Element data from apps and pages
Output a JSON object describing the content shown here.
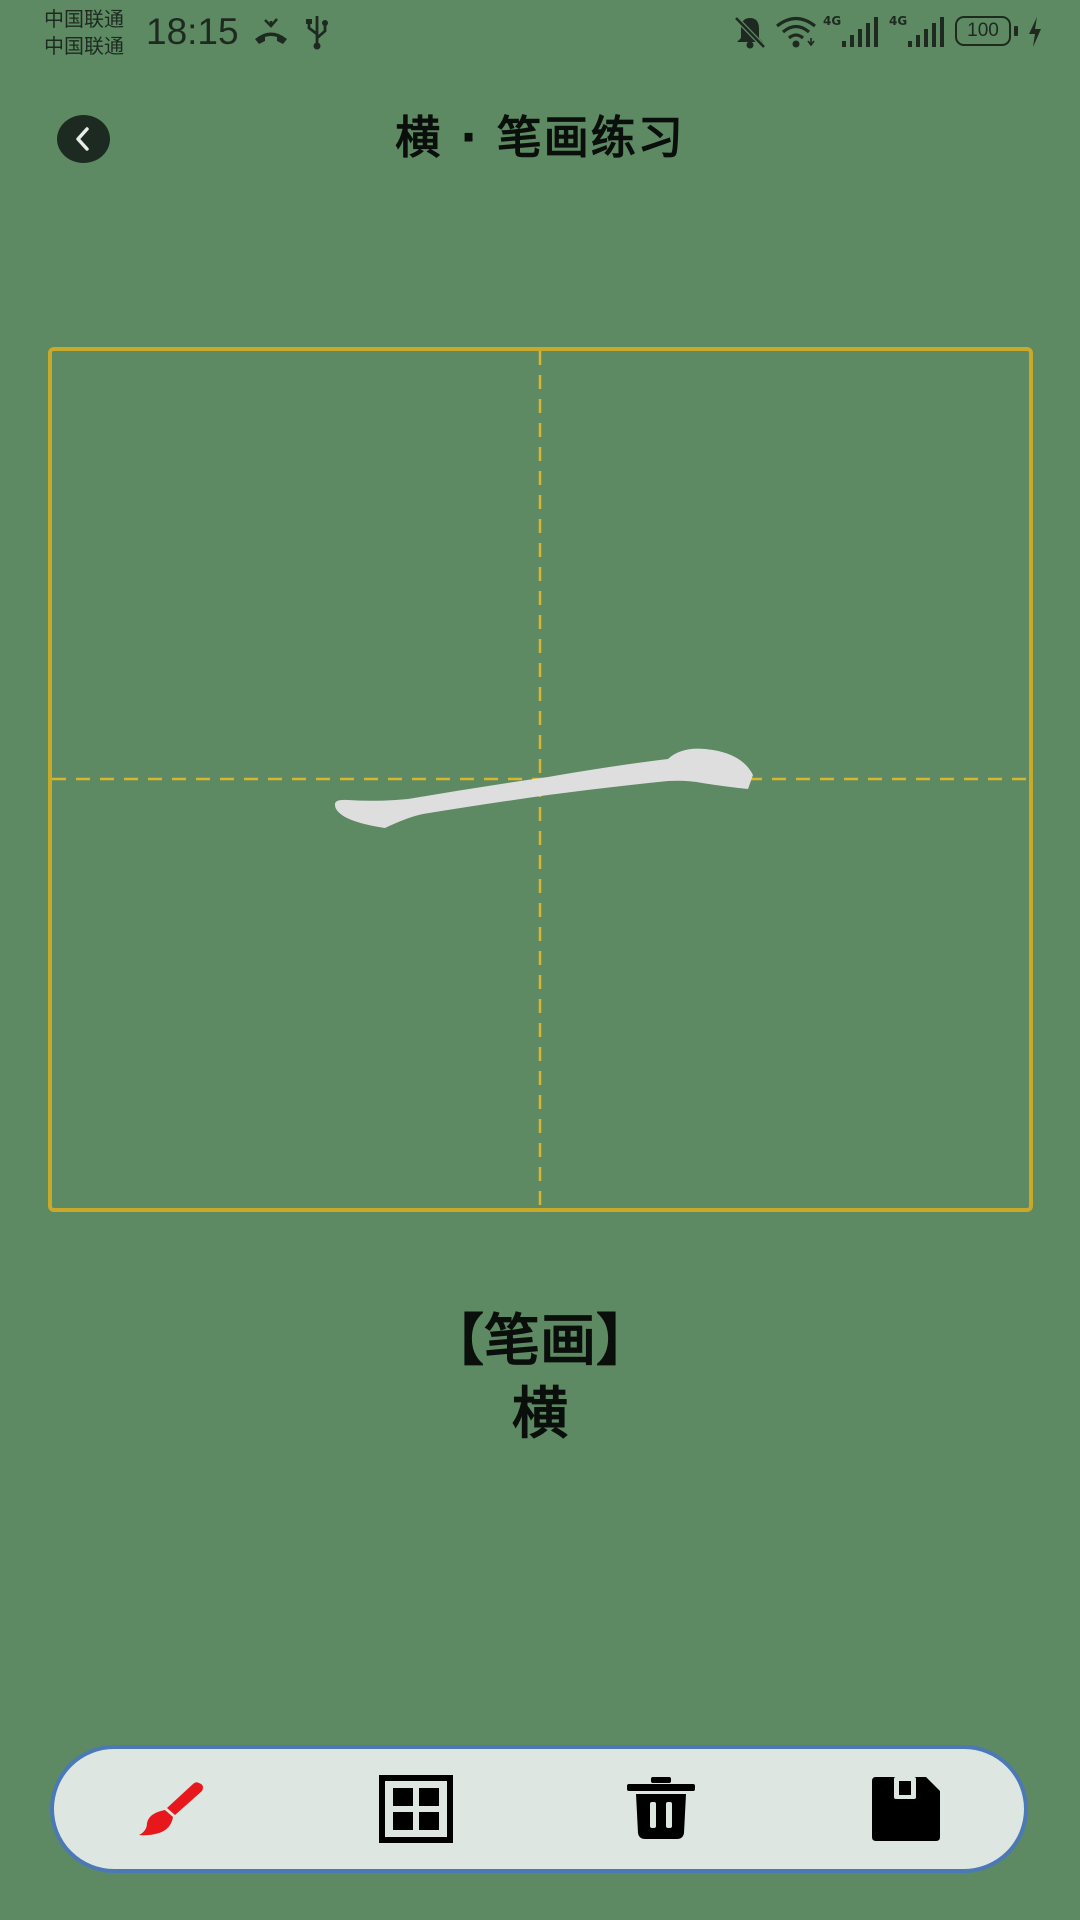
{
  "status_bar": {
    "carrier_1": "中国联通",
    "carrier_2": "中国联通",
    "time": "18:15",
    "network_1": "4G",
    "network_2": "4G",
    "battery": "100",
    "icons": [
      "missed-call-icon",
      "usb-icon",
      "mute-bell-icon",
      "wifi-icon",
      "signal-icon",
      "battery-icon",
      "charging-icon"
    ]
  },
  "header": {
    "title": "横 · 笔画练习",
    "back_icon": "chevron-left-icon"
  },
  "grid": {
    "border_color": "#c9a92a",
    "guide_color": "#d8b52c",
    "stroke_color": "#dedede"
  },
  "stroke_info": {
    "heading": "【笔画】",
    "name": "横"
  },
  "toolbar": {
    "tools": [
      {
        "name": "brush",
        "icon": "paint-brush-icon",
        "color": "#e8171b"
      },
      {
        "name": "grid",
        "icon": "grid-icon",
        "color": "#000000"
      },
      {
        "name": "clear",
        "icon": "trash-icon",
        "color": "#000000"
      },
      {
        "name": "save",
        "icon": "floppy-disk-icon",
        "color": "#000000"
      }
    ],
    "border_color": "#4b79b6",
    "background": "#dde6e0"
  }
}
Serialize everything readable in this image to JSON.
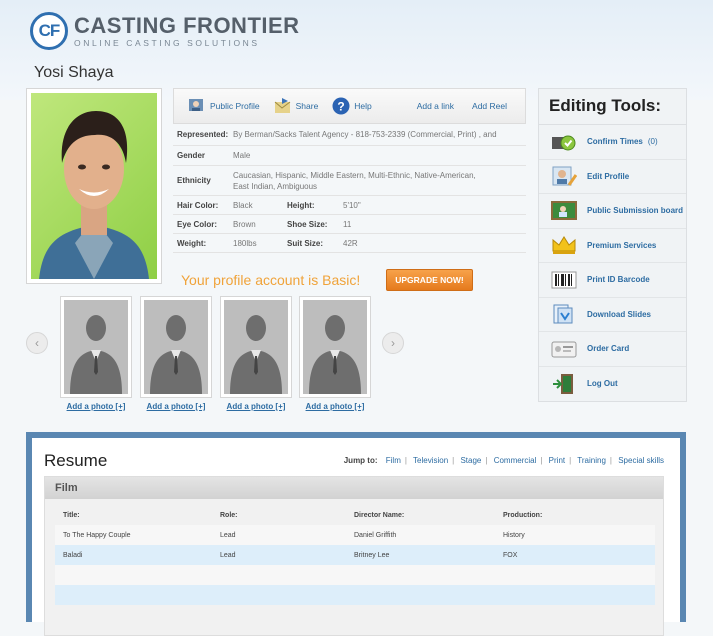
{
  "brand": {
    "initials": "CF",
    "name": "CASTING FRONTIER",
    "tagline": "ONLINE CASTING SOLUTIONS"
  },
  "profile": {
    "name": "Yosi Shaya",
    "actions": {
      "public_profile": "Public Profile",
      "share": "Share",
      "help": "Help",
      "add_link": "Add a link",
      "add_reel": "Add Reel"
    },
    "represented_label": "Represented:",
    "represented_value": "By Berman/Sacks Talent Agency - 818-753-2339 (Commercial, Print) , and",
    "gender_label": "Gender",
    "gender_value": "Male",
    "ethnicity_label": "Ethnicity",
    "ethnicity_line1": "Caucasian, Hispanic, Middle Eastern, Multi-Ethnic, Native-American,",
    "ethnicity_line2": "East Indian, Ambiguous",
    "hair_label": "Hair Color:",
    "hair_value": "Black",
    "height_label": "Height:",
    "height_value": "5'10\"",
    "eye_label": "Eye Color:",
    "eye_value": "Brown",
    "shoe_label": "Shoe Size:",
    "shoe_value": "11",
    "weight_label": "Weight:",
    "weight_value": "180lbs",
    "suit_label": "Suit Size:",
    "suit_value": "42R",
    "upgrade_text": "Your profile account is Basic!",
    "upgrade_button": "UPGRADE NOW!"
  },
  "gallery": {
    "add_photo_label": "Add a photo [+]",
    "prev_arrow": "‹",
    "next_arrow": "›"
  },
  "tools": {
    "title": "Editing Tools:",
    "items": [
      {
        "label": "Confirm Times",
        "count": "(0)",
        "icon": "clock-check-icon"
      },
      {
        "label": "Edit Profile",
        "icon": "edit-profile-icon"
      },
      {
        "label": "Public Submission board",
        "icon": "board-icon"
      },
      {
        "label": "Premium Services",
        "icon": "crown-icon"
      },
      {
        "label": "Print ID Barcode",
        "icon": "barcode-icon"
      },
      {
        "label": "Download Slides",
        "icon": "download-icon"
      },
      {
        "label": "Order Card",
        "icon": "card-icon"
      },
      {
        "label": "Log Out",
        "icon": "logout-icon"
      }
    ]
  },
  "resume": {
    "title": "Resume",
    "jump_label": "Jump to:",
    "jump_links": [
      "Film",
      "Television",
      "Stage",
      "Commercial",
      "Print",
      "Training",
      "Special skills"
    ],
    "section": "Film",
    "columns": [
      "Title:",
      "Role:",
      "Director Name:",
      "Production:"
    ],
    "rows": [
      [
        "To The Happy Couple",
        "Lead",
        "Daniel Griffith",
        "History"
      ],
      [
        "Baladi",
        "Lead",
        "Britney Lee",
        "FOX"
      ]
    ]
  }
}
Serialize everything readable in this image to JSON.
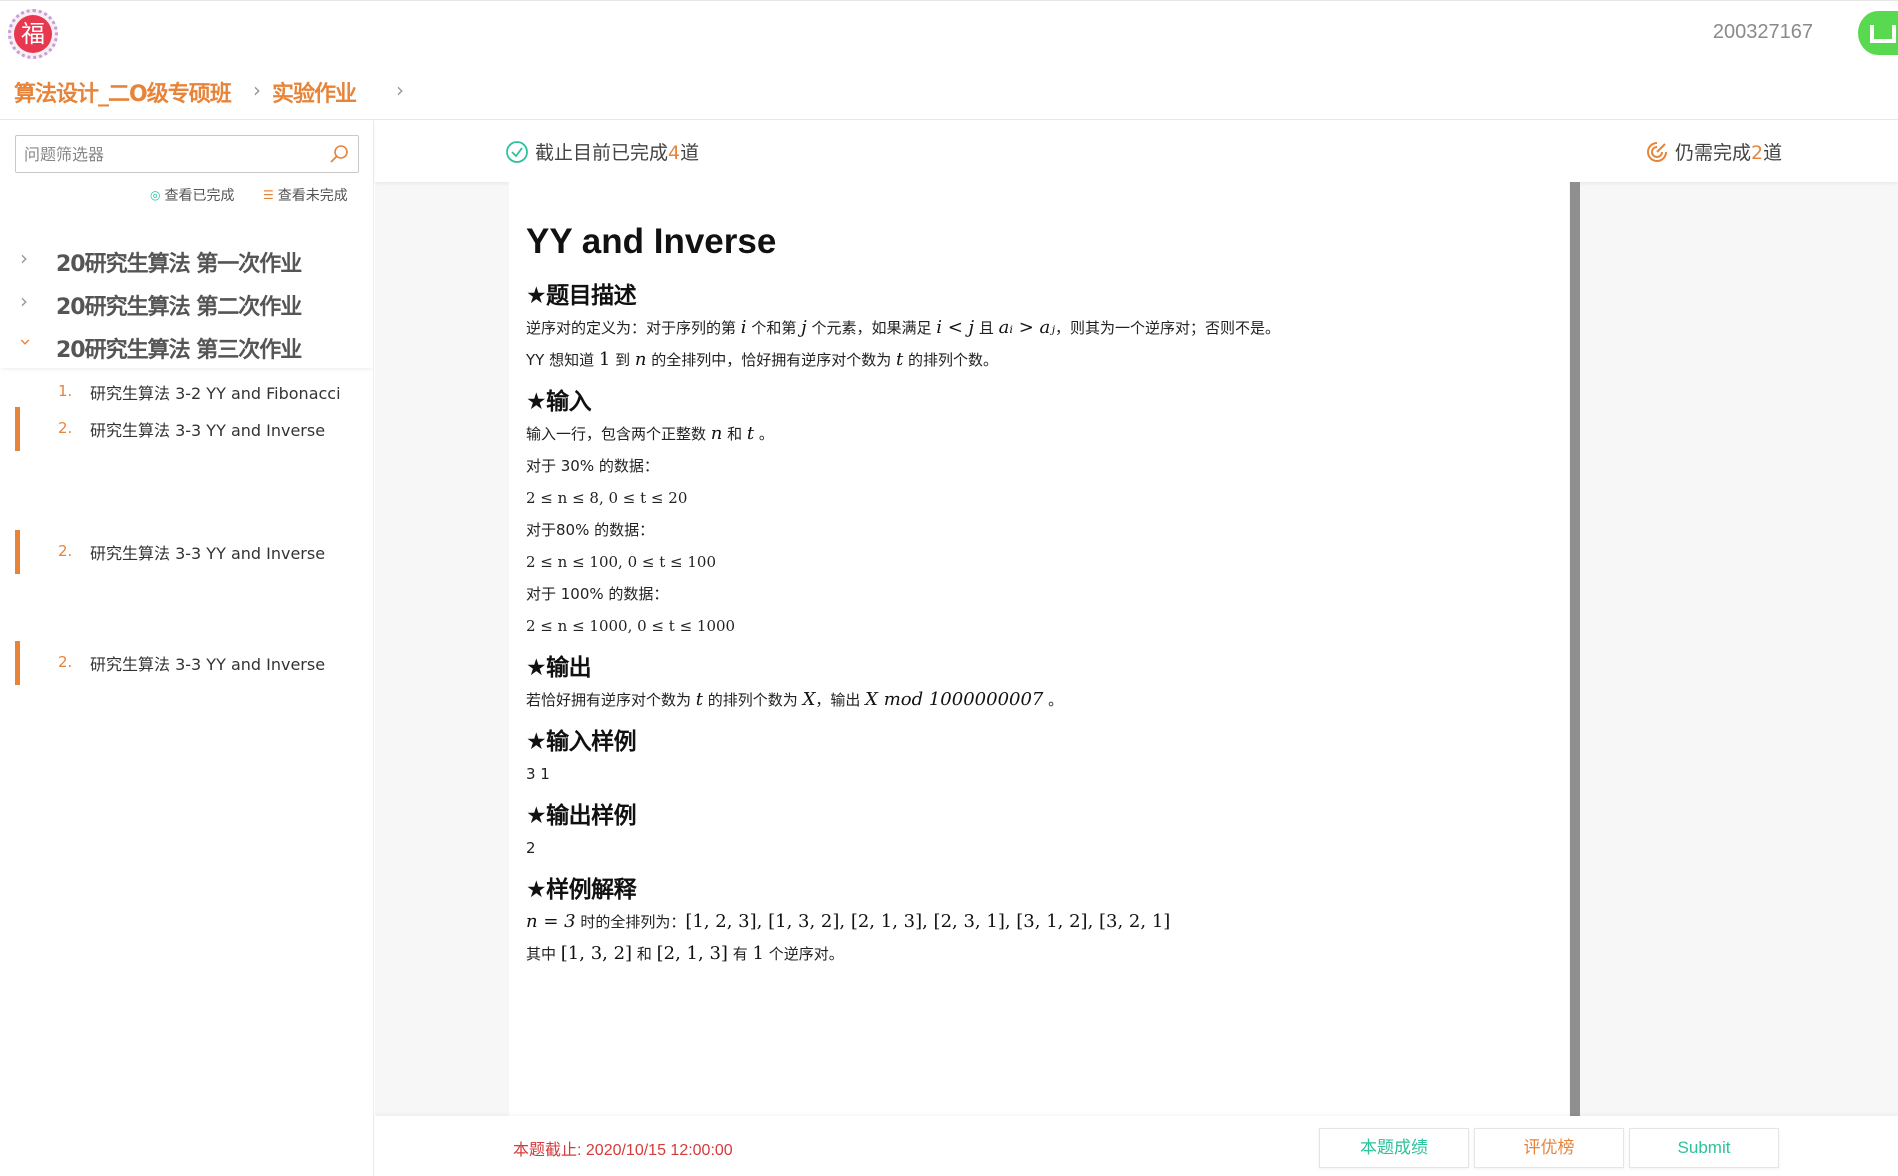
{
  "header": {
    "logo_char": "福",
    "user_id": "200327167"
  },
  "breadcrumb": {
    "course": "算法设计_二O级专硕班",
    "section": "实验作业"
  },
  "sidebar": {
    "filter_placeholder": "问题筛选器",
    "view_done": "查看已完成",
    "view_todo": "查看未完成",
    "sections": [
      {
        "title": "20研究生算法 第一次作业",
        "expanded": false
      },
      {
        "title": "20研究生算法 第二次作业",
        "expanded": false
      },
      {
        "title": "20研究生算法 第三次作业",
        "expanded": true
      }
    ],
    "problems": [
      {
        "num": "1.",
        "name": "研究生算法 3-2 YY and Fibonacci",
        "active": false
      },
      {
        "num": "2.",
        "name": "研究生算法 3-3 YY and Inverse",
        "active": true
      },
      {
        "num": "2.",
        "name": "研究生算法 3-3 YY and Inverse",
        "active": true
      },
      {
        "num": "2.",
        "name": "研究生算法 3-3 YY and Inverse",
        "active": true
      }
    ]
  },
  "status": {
    "done_prefix": "截止目前已完成",
    "done_count": "4",
    "done_suffix": "道",
    "remain_prefix": "仍需完成",
    "remain_count": "2",
    "remain_suffix": "道"
  },
  "problem": {
    "title": "YY and Inverse",
    "desc_heading": "★题目描述",
    "desc_line1_a": "逆序对的定义为：对于序列的第 ",
    "desc_line1_i": "i",
    "desc_line1_b": " 个和第 ",
    "desc_line1_j": "j",
    "desc_line1_c": " 个元素，如果满足 ",
    "desc_line1_cond": "i < j",
    "desc_line1_d": " 且 ",
    "desc_line1_cond2": "aᵢ > aⱼ",
    "desc_line1_e": "，则其为一个逆序对；否则不是。",
    "desc_line2_a": "YY 想知道 ",
    "desc_line2_one": "1",
    "desc_line2_b": " 到 ",
    "desc_line2_n": "n",
    "desc_line2_c": " 的全排列中，恰好拥有逆序对个数为 ",
    "desc_line2_t": "t",
    "desc_line2_d": " 的排列个数。",
    "input_heading": "★输入",
    "input_line_a": "输入一行，包含两个正整数 ",
    "input_n": "n",
    "input_and": " 和 ",
    "input_t": "t",
    "input_end": " 。",
    "case1_label": "对于 30% 的数据：",
    "case1_math": "2 ≤ n ≤ 8, 0 ≤ t ≤ 20",
    "case2_label": "对于80% 的数据：",
    "case2_math": "2 ≤ n ≤ 100, 0 ≤ t ≤ 100",
    "case3_label": "对于 100% 的数据：",
    "case3_math": "2 ≤ n ≤ 1000, 0 ≤ t ≤ 1000",
    "output_heading": "★输出",
    "output_a": "若恰好拥有逆序对个数为 ",
    "output_t": "t",
    "output_b": " 的排列个数为 ",
    "output_X": "X",
    "output_c": "，输出 ",
    "output_expr": "X mod 1000000007",
    "output_d": " 。",
    "sample_in_heading": "★输入样例",
    "sample_in": "3 1",
    "sample_out_heading": "★输出样例",
    "sample_out": "2",
    "explain_heading": "★样例解释",
    "explain_line1_n": "n = 3",
    "explain_line1_text": " 时的全排列为：",
    "explain_line1_perms": "[1, 2, 3], [1, 3, 2], [2, 1, 3], [2, 3, 1], [3, 1, 2], [3, 2, 1]",
    "explain_line2_a": "其中 ",
    "explain_line2_p1": "[1, 3, 2]",
    "explain_line2_b": " 和 ",
    "explain_line2_p2": "[2, 1, 3]",
    "explain_line2_c": " 有 ",
    "explain_line2_one": "1",
    "explain_line2_d": " 个逆序对。"
  },
  "footer": {
    "deadline": "本题截止: 2020/10/15 12:00:00",
    "score_button": "本题成绩",
    "rank_button": "评优榜",
    "submit_button": "Submit"
  },
  "colors": {
    "accent_orange": "#e8843a",
    "accent_green": "#2cc29b",
    "deadline_red": "#d43b3b"
  }
}
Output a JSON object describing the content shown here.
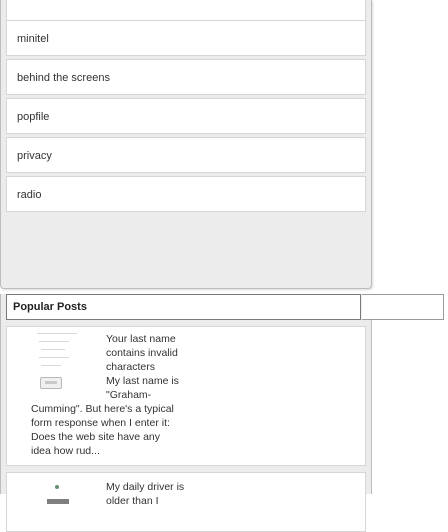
{
  "categories": {
    "items": [
      {
        "label": "minitel"
      },
      {
        "label": "behind the screens"
      },
      {
        "label": "popfile"
      },
      {
        "label": "privacy"
      },
      {
        "label": "radio"
      }
    ]
  },
  "popular_posts": {
    "title": "Popular Posts",
    "posts": [
      {
        "excerpt_lines": [
          "Your last name",
          "contains invalid",
          "characters",
          "My last name is",
          "\"Graham-",
          "Cumming\". But here's a typical",
          "form response when I enter it:",
          "Does the web site have any",
          "idea how rud..."
        ]
      },
      {
        "excerpt_lines": [
          "My daily driver is",
          "older than I"
        ]
      }
    ]
  },
  "colors": {
    "widget_bg": "#ececec",
    "card_bg": "#ffffff",
    "border": "#d6d6d6",
    "text": "#333333"
  }
}
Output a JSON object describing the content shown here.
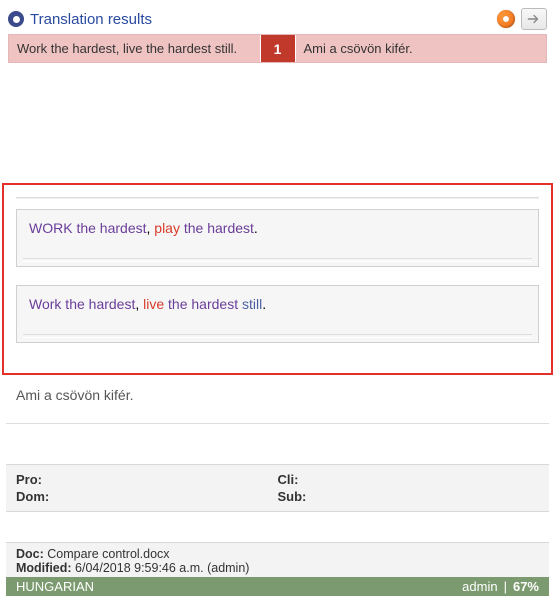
{
  "header": {
    "title": "Translation results"
  },
  "results": [
    {
      "source": "Work the hardest, live the hardest still.",
      "index": "1",
      "target": "Ami a csövön kifér."
    }
  ],
  "diffs": [
    {
      "tokens": [
        {
          "t": "WORK",
          "c": "keep"
        },
        {
          "t": " the hardest",
          "c": "keep"
        },
        {
          "t": ", ",
          "c": "plain"
        },
        {
          "t": "play",
          "c": "change"
        },
        {
          "t": " the hardest",
          "c": "keep"
        },
        {
          "t": ".",
          "c": "plain"
        }
      ]
    },
    {
      "tokens": [
        {
          "t": "Work",
          "c": "keep"
        },
        {
          "t": " the hardest",
          "c": "keep"
        },
        {
          "t": ", ",
          "c": "plain"
        },
        {
          "t": "live",
          "c": "change"
        },
        {
          "t": " the hardest ",
          "c": "keep"
        },
        {
          "t": "still",
          "c": "change2"
        },
        {
          "t": ".",
          "c": "plain"
        }
      ]
    }
  ],
  "target_plain": "Ami a csövön kifér.",
  "meta": {
    "pro_label": "Pro:",
    "dom_label": "Dom:",
    "cli_label": "Cli:",
    "sub_label": "Sub:",
    "pro": "",
    "dom": "",
    "cli": "",
    "sub": ""
  },
  "doc": {
    "doc_label": "Doc:",
    "doc_name": "Compare control.docx",
    "mod_label": "Modified:",
    "mod_value": "6/04/2018 9:59:46 a.m. (admin)"
  },
  "status": {
    "language": "HUNGARIAN",
    "user": "admin",
    "sep": "|",
    "percent": "67%"
  }
}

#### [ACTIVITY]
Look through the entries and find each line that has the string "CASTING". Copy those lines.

#### [RESULT OF THIS EXERCISE]
    "name": "CASTING FRONTIER",
    "tagline": "ONLINE CASTING SOLUTIONS"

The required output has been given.